image courtesy of SuperHeroHype

image courtesy of SuperHeroHype

The figure to the right of Bryan Singer is a  Sentinel, from the director’s upcoming  X-Men adventure, “Days Of Future Past” (which is based upon a storyline from the long-running Marvel Comics series).

I am not crazy about how the Sentinel looks – especially considering how much better it looks in the comics – though this may not be the final design.  I assume that that’s the case because with the addition of CGI there’s no way that it would look so much like a huge wind-up toy.

Another thing that bothers me is that Singer, as a director, has received considerable success since his first film, “The Usual Suspects.”  He’s talented, though I was unaware that skills like engineering and welding figured into his skill-set.

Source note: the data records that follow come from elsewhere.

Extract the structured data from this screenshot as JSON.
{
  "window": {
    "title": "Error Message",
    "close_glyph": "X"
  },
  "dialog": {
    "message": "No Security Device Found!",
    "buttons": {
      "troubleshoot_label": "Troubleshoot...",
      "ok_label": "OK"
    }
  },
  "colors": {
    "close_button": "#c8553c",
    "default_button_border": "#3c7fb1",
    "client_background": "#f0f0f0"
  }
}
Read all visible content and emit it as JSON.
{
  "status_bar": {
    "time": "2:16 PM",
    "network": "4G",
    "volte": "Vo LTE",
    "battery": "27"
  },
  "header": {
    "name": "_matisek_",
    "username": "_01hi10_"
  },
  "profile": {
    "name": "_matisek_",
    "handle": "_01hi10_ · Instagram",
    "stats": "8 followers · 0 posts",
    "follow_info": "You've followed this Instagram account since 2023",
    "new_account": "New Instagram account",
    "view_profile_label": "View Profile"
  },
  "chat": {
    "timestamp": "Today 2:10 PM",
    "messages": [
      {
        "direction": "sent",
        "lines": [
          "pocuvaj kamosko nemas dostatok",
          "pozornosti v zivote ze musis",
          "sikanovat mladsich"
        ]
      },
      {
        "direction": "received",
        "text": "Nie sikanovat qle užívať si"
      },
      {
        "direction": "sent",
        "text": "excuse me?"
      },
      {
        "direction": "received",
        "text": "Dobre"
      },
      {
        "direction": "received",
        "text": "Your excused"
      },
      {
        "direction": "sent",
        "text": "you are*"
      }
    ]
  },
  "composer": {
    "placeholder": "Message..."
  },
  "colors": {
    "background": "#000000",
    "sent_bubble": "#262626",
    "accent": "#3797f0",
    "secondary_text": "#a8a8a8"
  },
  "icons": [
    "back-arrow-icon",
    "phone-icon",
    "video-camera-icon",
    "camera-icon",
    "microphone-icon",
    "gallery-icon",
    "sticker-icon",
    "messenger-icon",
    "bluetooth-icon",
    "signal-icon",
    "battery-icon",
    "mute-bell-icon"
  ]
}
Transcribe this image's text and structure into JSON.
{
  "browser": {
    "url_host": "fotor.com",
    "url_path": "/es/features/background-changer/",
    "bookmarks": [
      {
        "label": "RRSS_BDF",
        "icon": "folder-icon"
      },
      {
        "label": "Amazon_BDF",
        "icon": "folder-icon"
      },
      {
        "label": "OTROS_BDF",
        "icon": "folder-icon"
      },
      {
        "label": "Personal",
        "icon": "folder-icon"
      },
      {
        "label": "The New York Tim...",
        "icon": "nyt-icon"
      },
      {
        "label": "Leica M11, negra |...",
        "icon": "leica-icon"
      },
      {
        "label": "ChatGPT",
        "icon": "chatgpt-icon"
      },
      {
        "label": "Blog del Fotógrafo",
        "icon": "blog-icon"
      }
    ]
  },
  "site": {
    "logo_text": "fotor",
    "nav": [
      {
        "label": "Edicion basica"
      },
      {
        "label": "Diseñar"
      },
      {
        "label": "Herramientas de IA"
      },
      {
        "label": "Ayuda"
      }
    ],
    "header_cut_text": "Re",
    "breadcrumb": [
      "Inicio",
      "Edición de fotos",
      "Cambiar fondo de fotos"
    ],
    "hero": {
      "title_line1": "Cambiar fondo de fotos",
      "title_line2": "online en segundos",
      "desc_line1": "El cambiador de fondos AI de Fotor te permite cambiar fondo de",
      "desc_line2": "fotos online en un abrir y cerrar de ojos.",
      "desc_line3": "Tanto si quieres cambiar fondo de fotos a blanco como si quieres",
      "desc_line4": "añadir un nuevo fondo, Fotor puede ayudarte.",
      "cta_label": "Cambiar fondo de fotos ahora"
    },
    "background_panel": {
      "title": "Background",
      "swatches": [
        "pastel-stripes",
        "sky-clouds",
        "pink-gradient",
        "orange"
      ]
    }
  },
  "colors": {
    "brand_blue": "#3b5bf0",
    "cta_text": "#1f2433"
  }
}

If not, why aren’t we seeing some of those people in the picture as well?  Or at least some accompanying shots of them putting the thing together.

I don’t know Bryan Singer, though he comes off as arrogant in interviews and commentaries; and this picture from his latest project isn’t doing anything to change that.

Could Wolverine Ever Enter The Marvel Cinematic Universe?

X-Men 80

Possibly, though under some certain very specific conditions.  Marvel Studios has regained the rights to use characters like Blade, Ghost Rider, Daredevil and The Punisher, though Fox owns not only the rights to use the X-Men in features (which Wolverine is a member) but also the term “mutants” – describing enhanced human beings – as well.

And speaking of Daredevil, I suspect that a similar fate was only just avoided with The Fantastic Four, which was rushed into production with Josh Trask (Chronicle) at the helm.

Since Wolverine doesn’t necessarily “exist” outside the X-Men continuity, I suspect that for Marvel to regain the rights to the character they would have to first gain the rights to the entire X-Universe of characters.

And that’s possible, though considering how successful the last X-Men film was, it’s very, very unlikely.

What’s more likely – if Wolverine’s performance overseas were weaker or grows weaker overall – is that we would see no more single X-Men adventures, and instead concentrate on the team as a whole.